■ Your goal
The entries that follow must be written out exactly, without any of the pictures they contain.

■ Excerpts from an interface dataset
........

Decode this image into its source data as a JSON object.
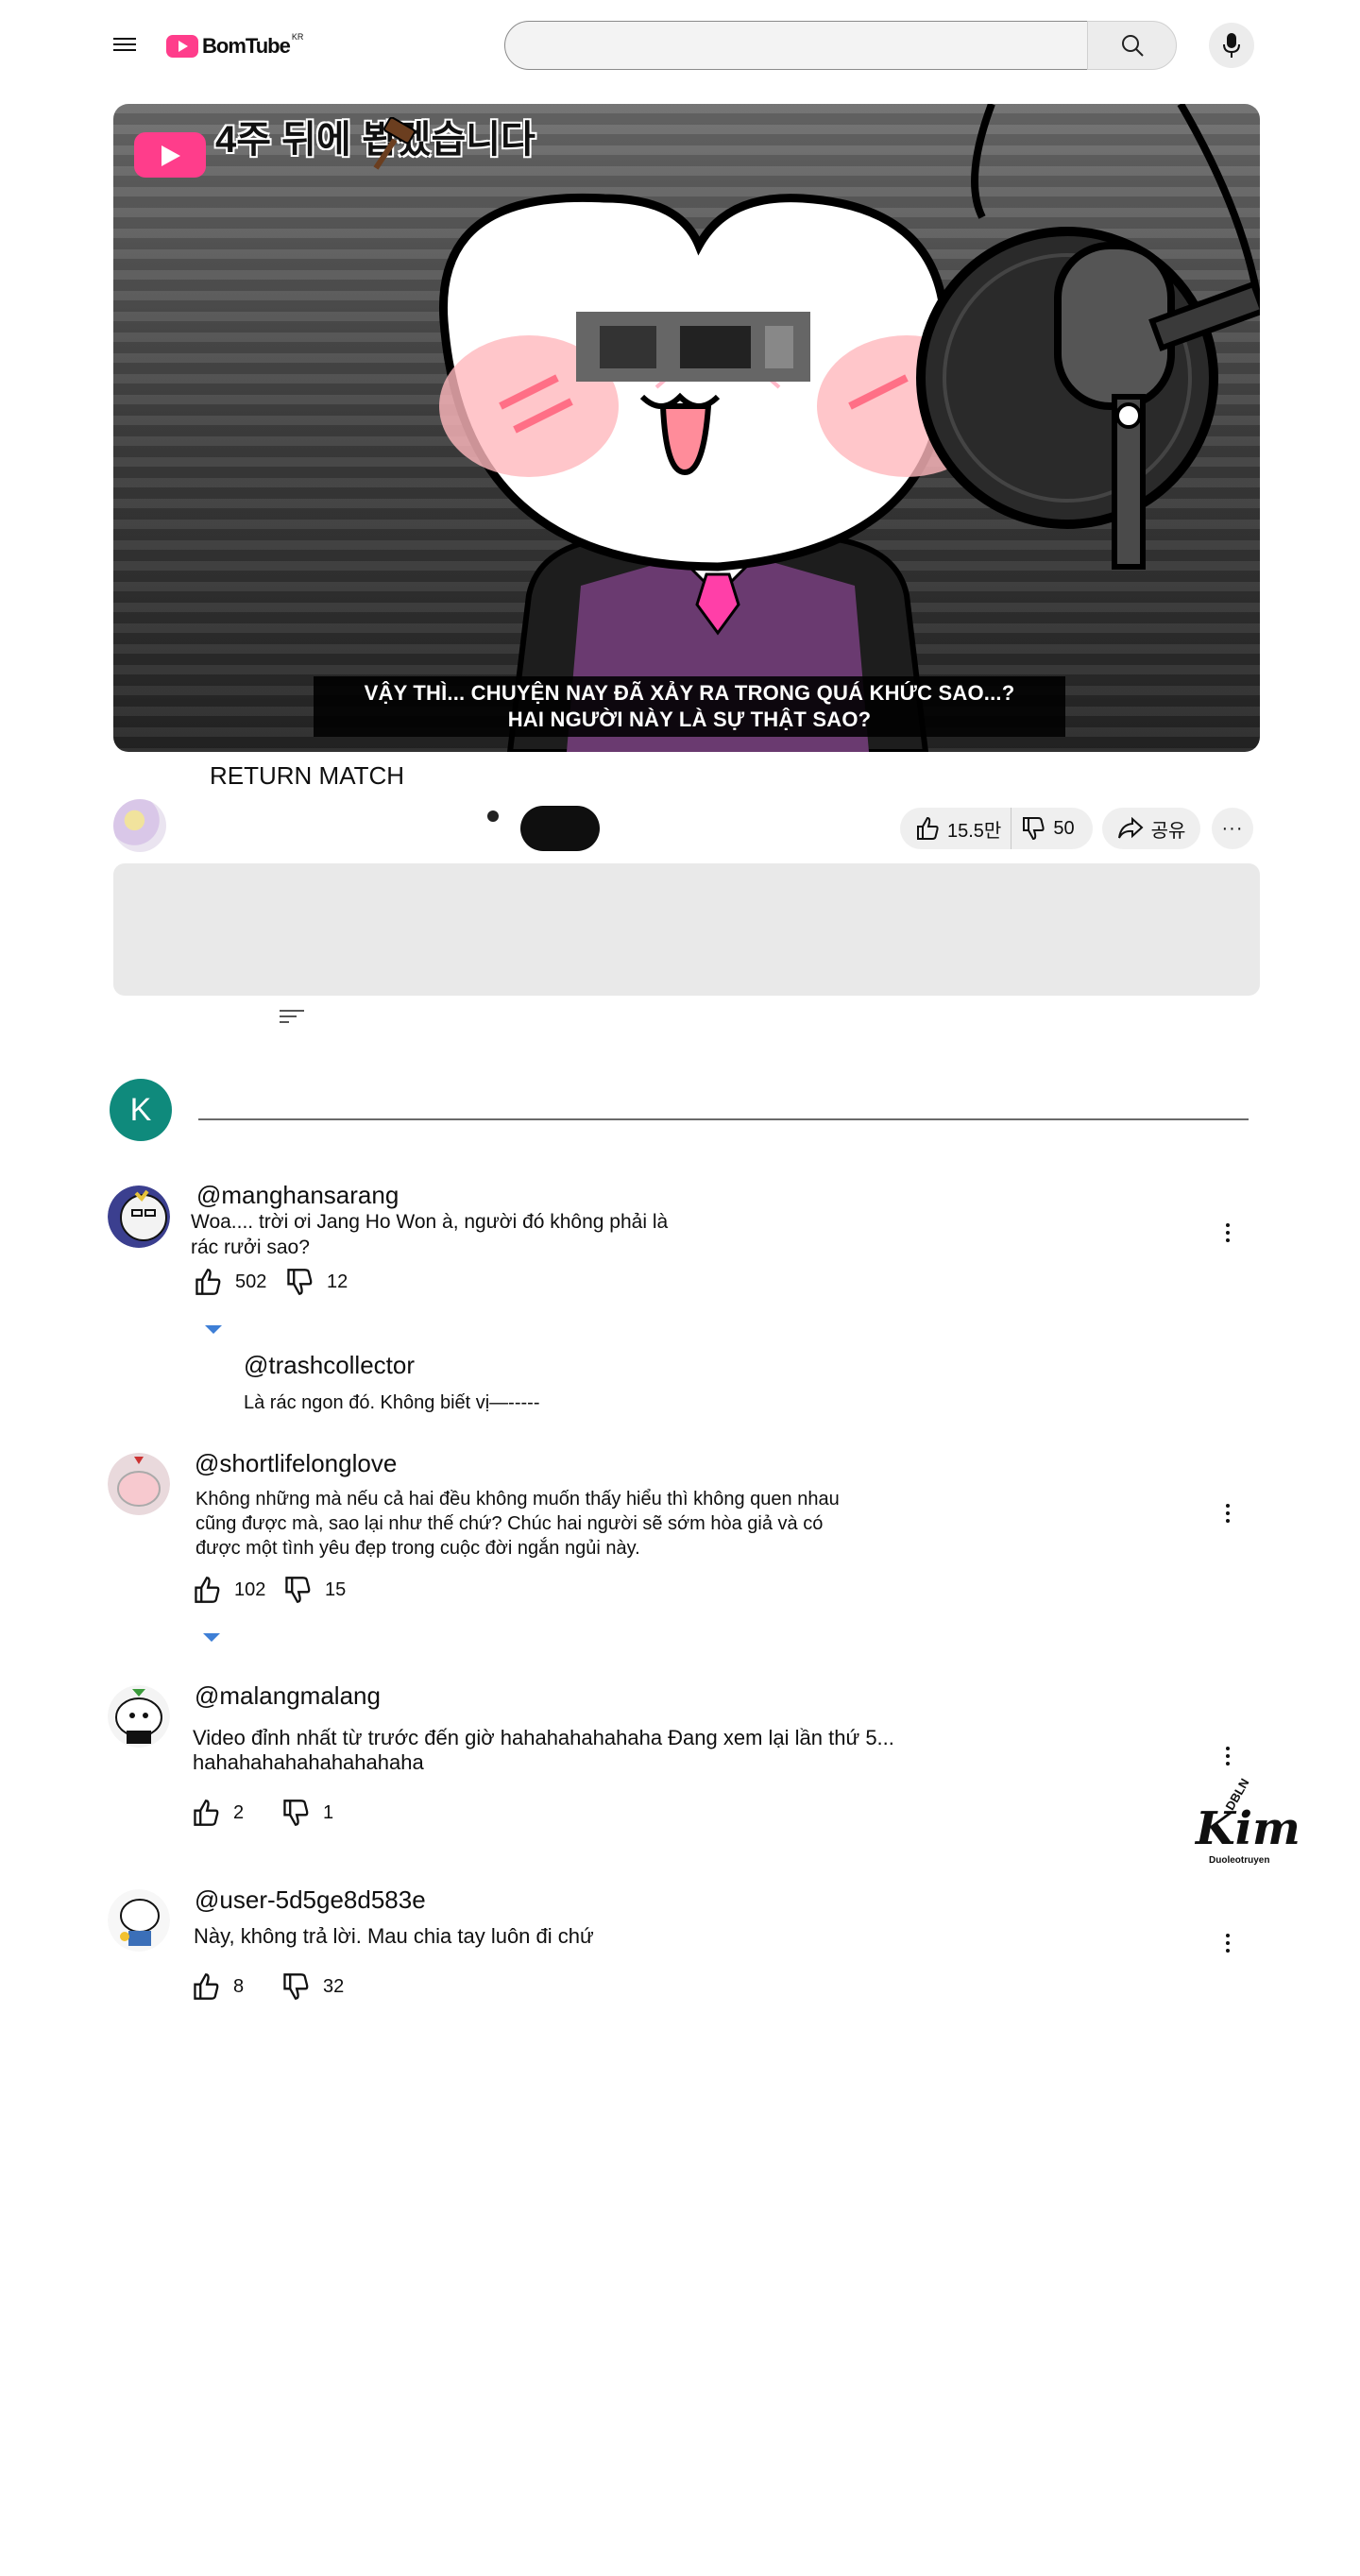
{
  "header": {
    "logo_text": "BomTube",
    "logo_region": "KR",
    "search_placeholder": ""
  },
  "video": {
    "channel_logo_text": "4주 뒤에 뵙겠습니다",
    "subtitle_line1": "VẬY THÌ... CHUYỆN NAY ĐÃ XẢY RA TRONG QUÁ KHỨC SAO...?",
    "subtitle_line2": "HAI NGƯỜI NÀY LÀ SỰ THẬT SAO?"
  },
  "title": "RETURN MATCH",
  "actions": {
    "likes": "15.5만",
    "dislikes": "50",
    "share_label": "공유",
    "more_label": "···"
  },
  "add_comment": {
    "avatar_letter": "K",
    "placeholder": ""
  },
  "comments": [
    {
      "handle": "@manghansarang",
      "text_line1": "Woa.... trời ơi Jang Ho Won à, người đó không phải là",
      "text_line2": "rác rưởi sao?",
      "likes": "502",
      "dislikes": "12",
      "reply": {
        "handle": "@trashcollector",
        "text": "Là rác ngon đó. Không biết vị—-----"
      }
    },
    {
      "handle": "@shortlifelonglove",
      "text_line1": "Không những mà nếu cả hai đều không muốn thấy hiểu thì không quen nhau",
      "text_line2": "cũng được mà, sao lại như thế chứ? Chúc hai người sẽ sớm hòa giả và có",
      "text_line3": "được một tình yêu đẹp trong cuộc đời ngắn ngủi này.",
      "likes": "102",
      "dislikes": "15"
    },
    {
      "handle": "@malangmalang",
      "text_line1": "Video đỉnh nhất từ trước đến giờ hahahahahahaha Đang xem lại lần thứ 5...",
      "text_line2": "hahahahahahahahahaha",
      "likes": "2",
      "dislikes": "1"
    },
    {
      "handle": "@user-5d5ge8d583e",
      "text_line1": "Này, không trả lời. Mau chia tay luôn đi chứ",
      "likes": "8",
      "dislikes": "32"
    }
  ],
  "watermark": {
    "main": "Kim",
    "top": "DBLN",
    "bottom": "Duoleotruyen"
  }
}
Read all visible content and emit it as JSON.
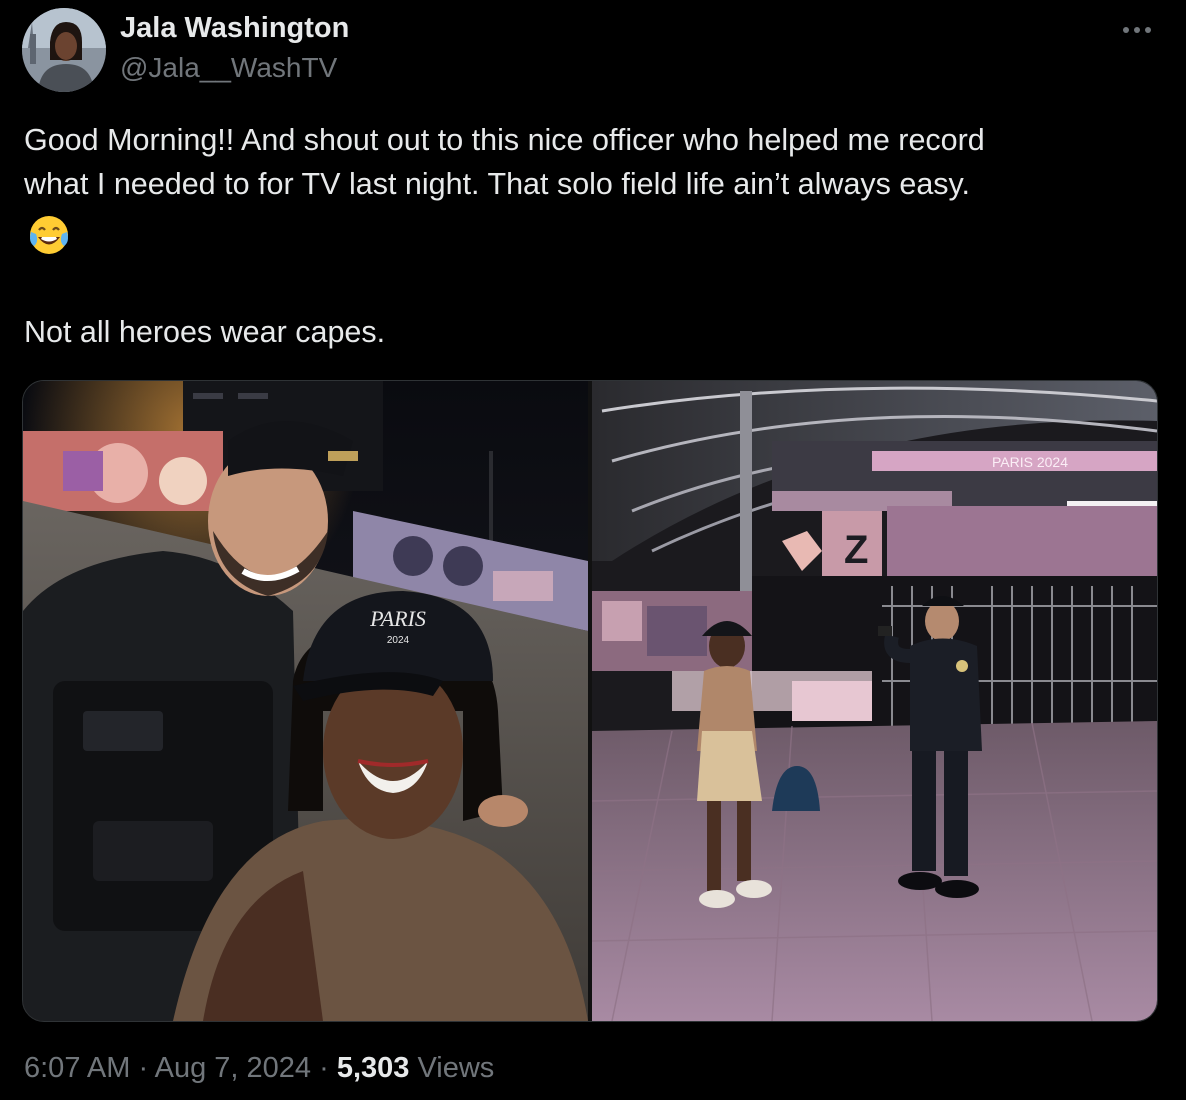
{
  "author": {
    "display_name": "Jala Washington",
    "handle": "@Jala__WashTV",
    "avatar_icon": "profile-photo"
  },
  "tweet": {
    "line1": "Good Morning!! And shout out to this nice officer who helped me record",
    "line2": "what I needed to for TV last night. That solo field life ain’t always easy.",
    "emoji": "😂",
    "line3": "Not all heroes wear capes."
  },
  "media": {
    "photo_left_text": {
      "cap_brand": "PARIS",
      "cap_year": "2024"
    },
    "photo_right_text": {
      "banner": "PARIS 2024",
      "gate_letter": "Z"
    }
  },
  "meta": {
    "time": "6:07 AM",
    "separator": "·",
    "date": "Aug 7, 2024",
    "views_count": "5,303",
    "views_label": "Views"
  },
  "more_icon": "more-horizontal-icon",
  "colors": {
    "background": "#000000",
    "text_primary": "#e7e9ea",
    "text_secondary": "#71767b",
    "border": "#2f3336"
  }
}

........

■ Solution for this problem
Decode this image into its source data as a JSON object.
{
  "header": {
    "logo_text": "BomTube",
    "logo_region": "KR",
    "search_placeholder": ""
  },
  "video": {
    "channel_logo_text": "4주 뒤에 뵙겠습니다",
    "subtitle_line1": "VẬY THÌ... CHUYỆN NAY ĐÃ XẢY RA TRONG QUÁ KHỨC SAO...?",
    "subtitle_line2": "HAI NGƯỜI NÀY LÀ SỰ THẬT SAO?"
  },
  "title": "RETURN MATCH",
  "actions": {
    "likes": "15.5만",
    "dislikes": "50",
    "share_label": "공유",
    "more_label": "···"
  },
  "add_comment": {
    "avatar_letter": "K",
    "placeholder": ""
  },
  "comments": [
    {
      "handle": "@manghansarang",
      "text_line1": "Woa.... trời ơi Jang Ho Won à, người đó không phải là",
      "text_line2": "rác rưởi sao?",
      "likes": "502",
      "dislikes": "12",
      "reply": {
        "handle": "@trashcollector",
        "text": "Là rác ngon đó. Không biết vị—-----"
      }
    },
    {
      "handle": "@shortlifelonglove",
      "text_line1": "Không những mà nếu cả hai đều không muốn thấy hiểu thì không quen nhau",
      "text_line2": "cũng được mà, sao lại như thế chứ? Chúc hai người sẽ sớm hòa giả và có",
      "text_line3": "được một tình yêu đẹp trong cuộc đời ngắn ngủi này.",
      "likes": "102",
      "dislikes": "15"
    },
    {
      "handle": "@malangmalang",
      "text_line1": "Video đỉnh nhất từ trước đến giờ hahahahahahaha Đang xem lại lần thứ 5...",
      "text_line2": "hahahahahahahahahaha",
      "likes": "2",
      "dislikes": "1"
    },
    {
      "handle": "@user-5d5ge8d583e",
      "text_line1": "Này, không trả lời. Mau chia tay luôn đi chứ",
      "likes": "8",
      "dislikes": "32"
    }
  ],
  "watermark": {
    "main": "Kim",
    "top": "DBLN",
    "bottom": "Duoleotruyen"
  }
}
Read all visible content and emit it as JSON.
{
  "author": {
    "display_name": "Jala Washington",
    "handle": "@Jala__WashTV",
    "avatar_icon": "profile-photo"
  },
  "tweet": {
    "line1": "Good Morning!! And shout out to this nice officer who helped me record",
    "line2": "what I needed to for TV last night. That solo field life ain’t always easy.",
    "emoji": "😂",
    "line3": "Not all heroes wear capes."
  },
  "media": {
    "photo_left_text": {
      "cap_brand": "PARIS",
      "cap_year": "2024"
    },
    "photo_right_text": {
      "banner": "PARIS 2024",
      "gate_letter": "Z"
    }
  },
  "meta": {
    "time": "6:07 AM",
    "separator": "·",
    "date": "Aug 7, 2024",
    "views_count": "5,303",
    "views_label": "Views"
  },
  "more_icon": "more-horizontal-icon",
  "colors": {
    "background": "#000000",
    "text_primary": "#e7e9ea",
    "text_secondary": "#71767b",
    "border": "#2f3336"
  }
}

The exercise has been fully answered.